Every semester without fail, a visibly upset student would ask, “How can this happen in America?” I would pause and reply, “Discrimination like this happens all the time.” I would not say what I always wanted to: “How could it not?” Islamophobia has become commonplace in the U.S. News outlets report on attacks on Muslims and on people who are mistaken for Muslims like Sikhs. Mosques are vandalized. My students were often just waking up to the reality of what it is like to be a Muslim in the U.S. As Hamza might point out, the U.S. is reaping what fear has sown.

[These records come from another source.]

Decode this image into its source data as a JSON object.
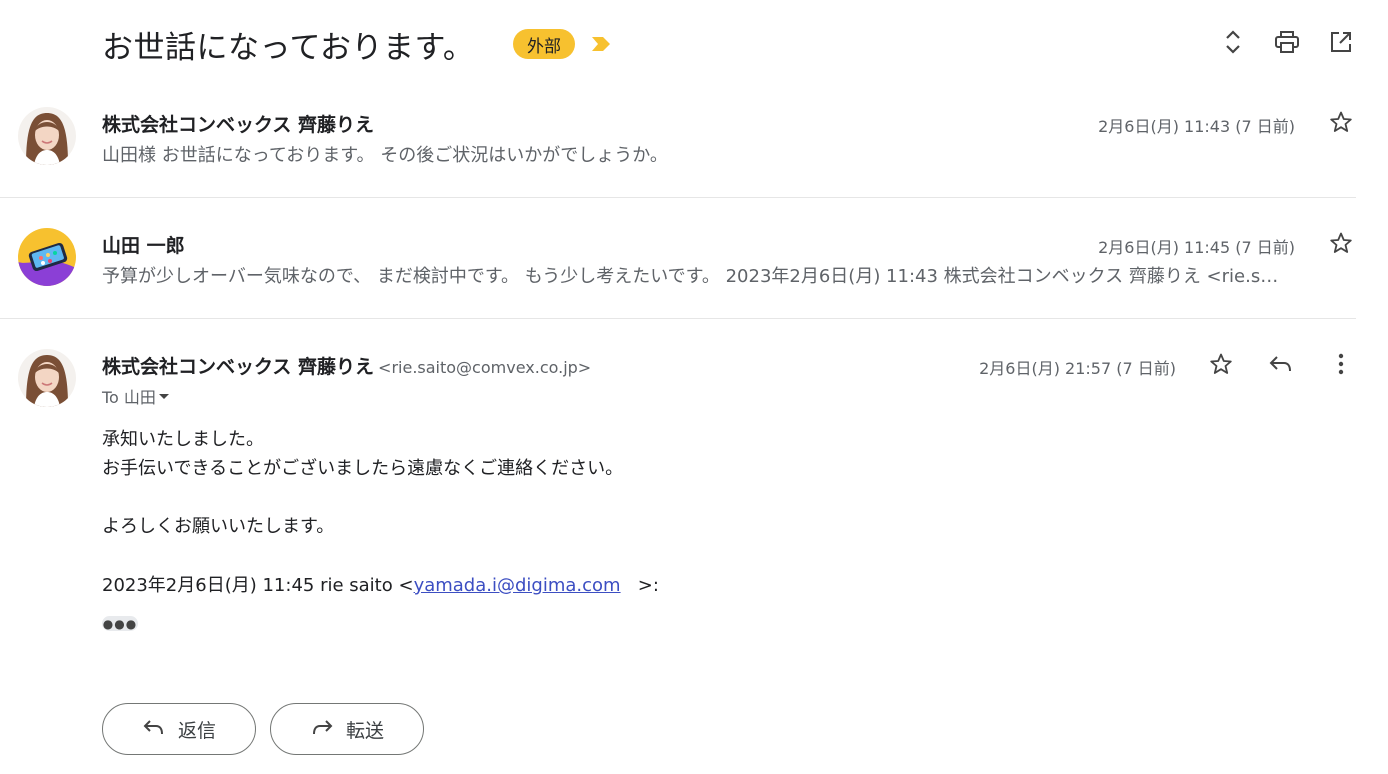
{
  "thread": {
    "subject": "お世話になっております。",
    "label": "外部"
  },
  "toolbar": {
    "expand_icon": "unfold-icon",
    "print_icon": "print-icon",
    "popout_icon": "open-in-new-window-icon"
  },
  "messages": [
    {
      "sender": "株式会社コンベックス 齊藤りえ",
      "date": "2月6日(月) 11:43 (7 日前)",
      "snippet": "山田様 お世話になっております。 その後ご状況はいかがでしょうか。"
    },
    {
      "sender": "山田 一郎",
      "date": "2月6日(月) 11:45 (7 日前)",
      "snippet": "予算が少しオーバー気味なので、 まだ検討中です。 もう少し考えたいです。 2023年2月6日(月) 11:43 株式会社コンベックス 齊藤りえ <rie.s…"
    },
    {
      "sender": "株式会社コンベックス 齊藤りえ",
      "email": "<rie.saito@comvex.co.jp>",
      "date": "2月6日(月) 21:57 (7 日前)",
      "to_label": "To 山田",
      "body": {
        "line1": "承知いたしました。",
        "line2": "お手伝いできることがございましたら遠慮なくご連絡ください。",
        "line3": "よろしくお願いいたします。",
        "quote_prefix": "2023年2月6日(月) 11:45 rie saito <",
        "quote_link": "yamada.i@digima.com",
        "quote_suffix": ">:"
      }
    }
  ],
  "actions": {
    "reply_label": "返信",
    "forward_label": "転送"
  },
  "colors": {
    "label_bg": "#f7c12f",
    "important_marker": "#f7c12f",
    "link": "#3c4ec2"
  }
}
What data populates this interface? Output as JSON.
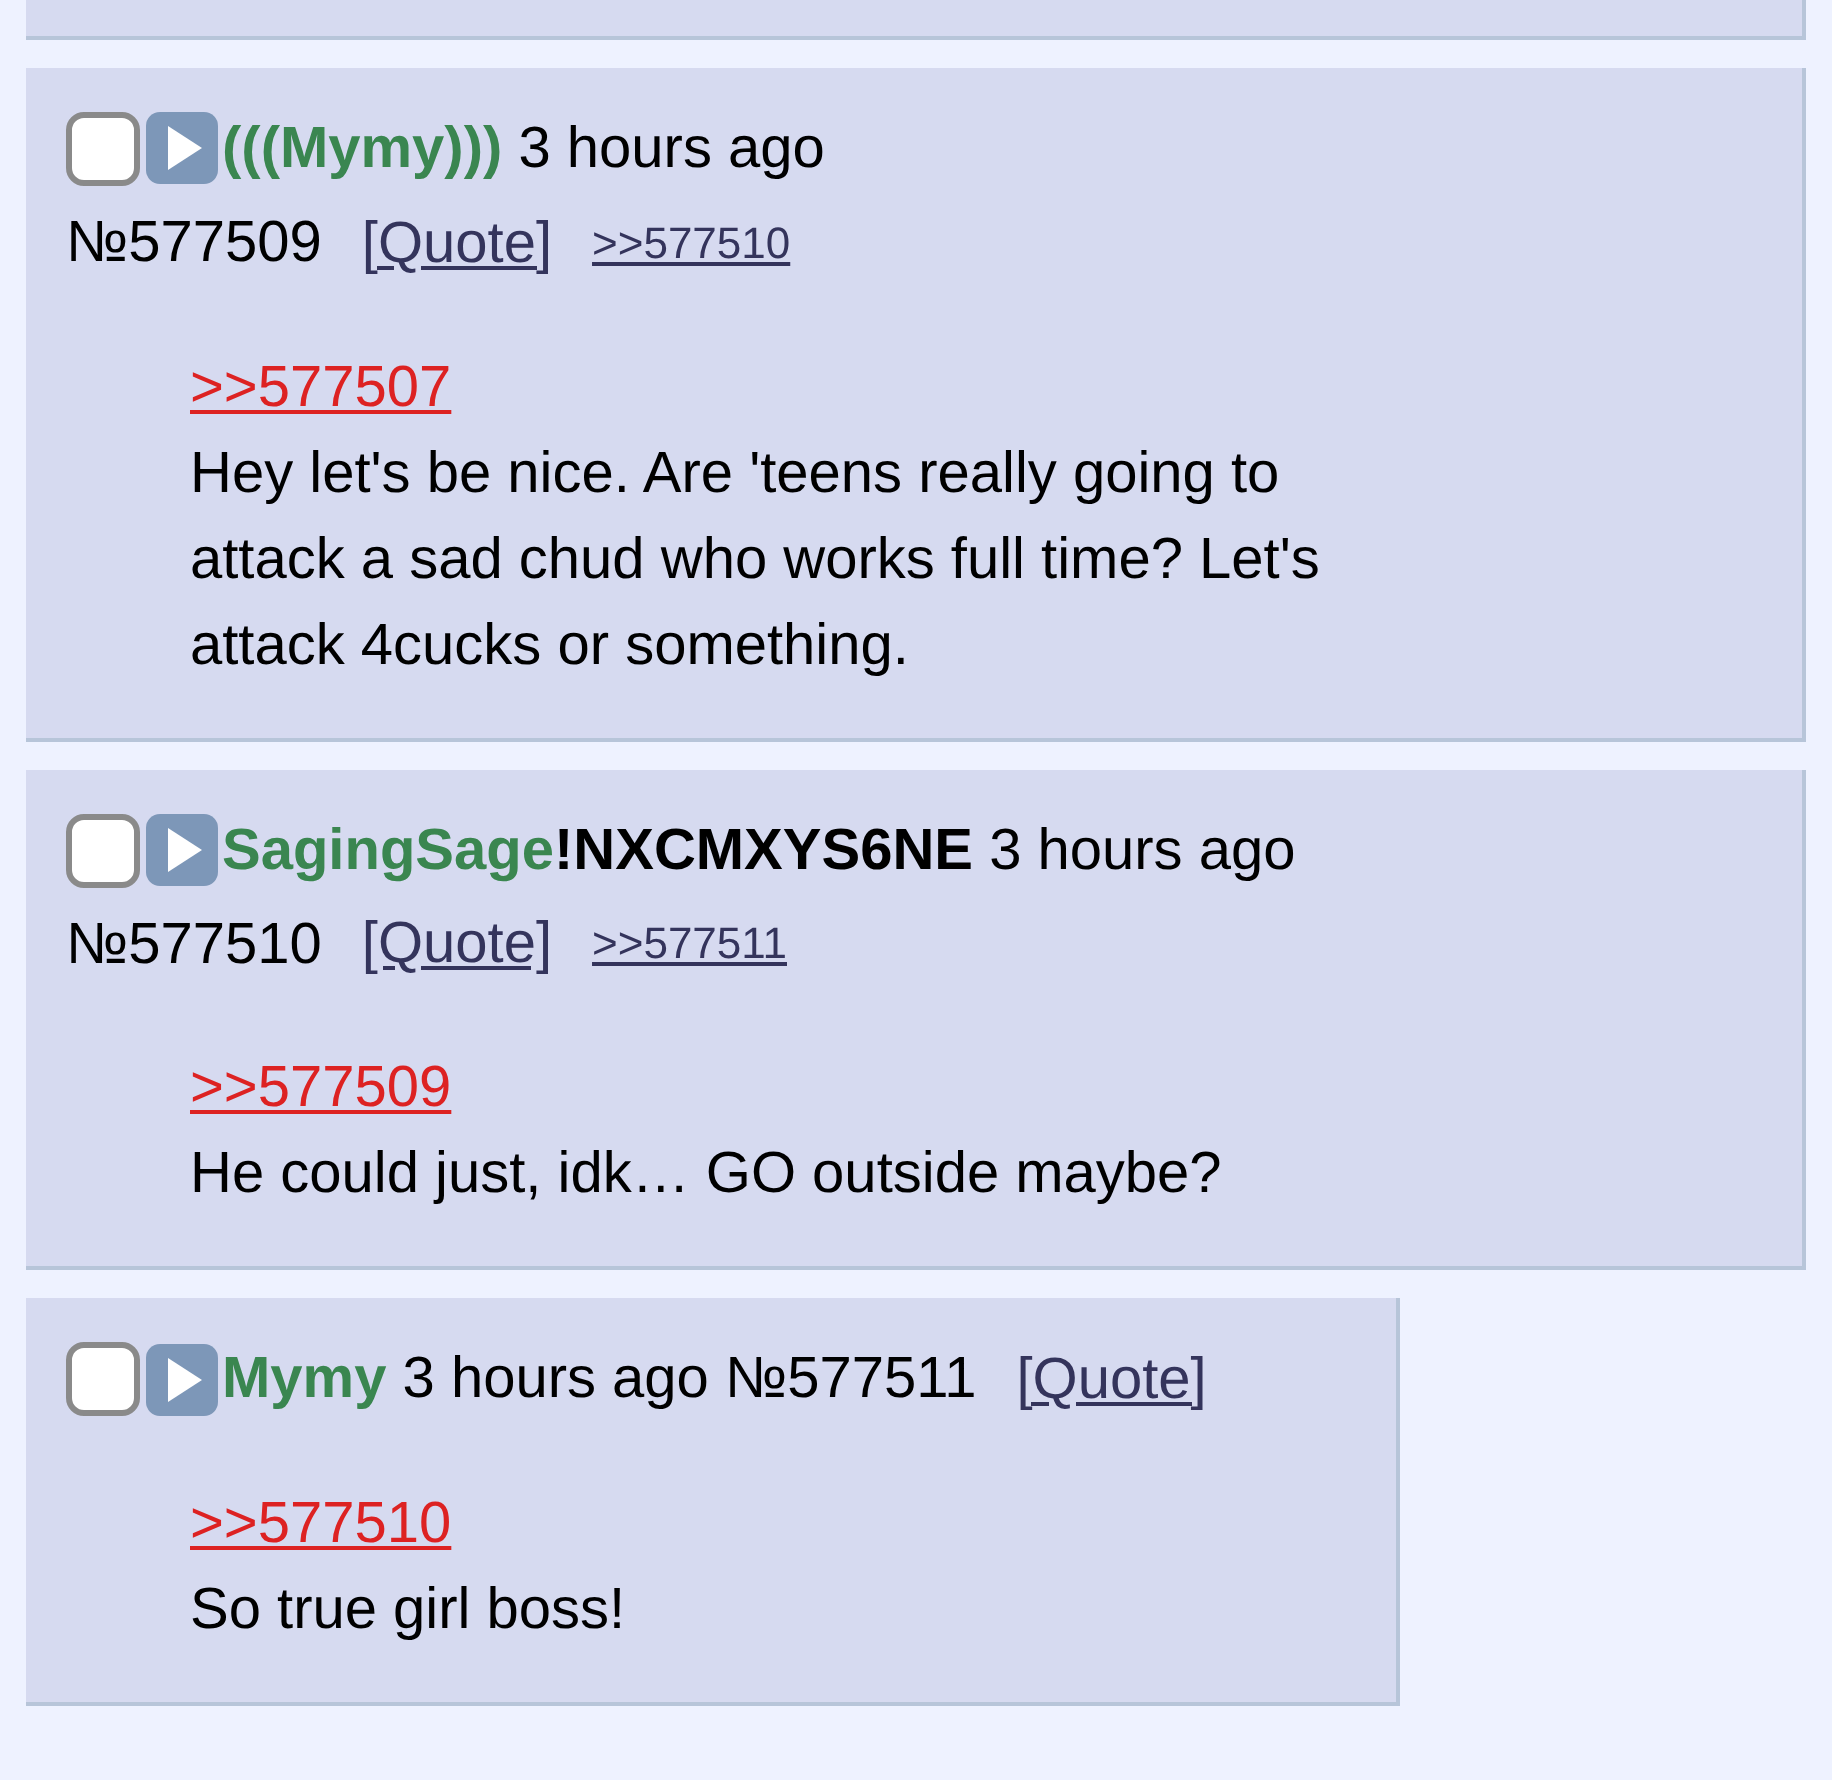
{
  "posts": [
    {
      "name": "(((Mymy)))",
      "time": "3 hours ago",
      "number": "№577509",
      "quote": "[Quote]",
      "backlinks": [
        ">>577510"
      ],
      "reply_to": ">>577507",
      "text": "Hey let's be nice. Are 'teens really going to attack a sad chud who works full time? Let's attack 4cucks or something.",
      "checked": false
    },
    {
      "name": "SagingSage",
      "tripcode": "!NXCMXYS6NE",
      "time": "3 hours ago",
      "number": "№577510",
      "quote": "[Quote]",
      "backlinks": [
        ">>577511"
      ],
      "reply_to": ">>577509",
      "text": "He could just, idk… GO outside maybe?",
      "checked": false
    },
    {
      "name": "Mymy",
      "time": "3 hours ago",
      "number": "№577511",
      "quote": "[Quote]",
      "reply_to": ">>577510",
      "text": "So true girl boss!",
      "checked": false
    }
  ]
}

Semester after semester, I returned to New Muslim Cool because it manages something I couldn’t quite convey through lectures, PowerPoint slides, and assigned readings. The film provides the visual evidence of the prejudice, discrimination, and Islamophobia that Hamza and Suliman faced. It encouraged my students to have empathy and compassion for a person and a community that they didn’t even know existed. Islamophobia and its consequences appear real rather than rhetorical. Hamza struggles to find his place in a world that fears him. My students could see again and again the power of fear mongering and political maneuvering to harm the lives of those unfortunate enough to be targets. They did nothing but exist, but their existence becomes politicized and demonized. I showed them something they needed to see to believe. Islamophobia emerged not as a general problem, but one that harmed lives. It’s not going away without getting people, like my students, to notice.
Despite the focus on discrimination and prejudice, the documentary ends on a brighter note. The jail reinstates Hamza’s clearance. The camera follows him as he walks up to the front doors of a place he’s welcome in again. His excitement is telegraphed in each step forward. In the next scene, the viewer sees Hamza and Rafiah’s family and their new baby. Redemption feels closer now than any other moment in film. Things worked out. Or at least, they did temporarily. That’s cause enough for hope. Welcome home.
Kelly J. Baker is a freelance writer with a Religious Studies PhD who covers higher education, gender, labor, motherhood, American religions, and popular culture. She is the author of Gospel According to the Klan: The KKK’s Appeal to Protestant America (2011) and The Zombies are Coming! (2013). She can be followed @kelly_j_baker.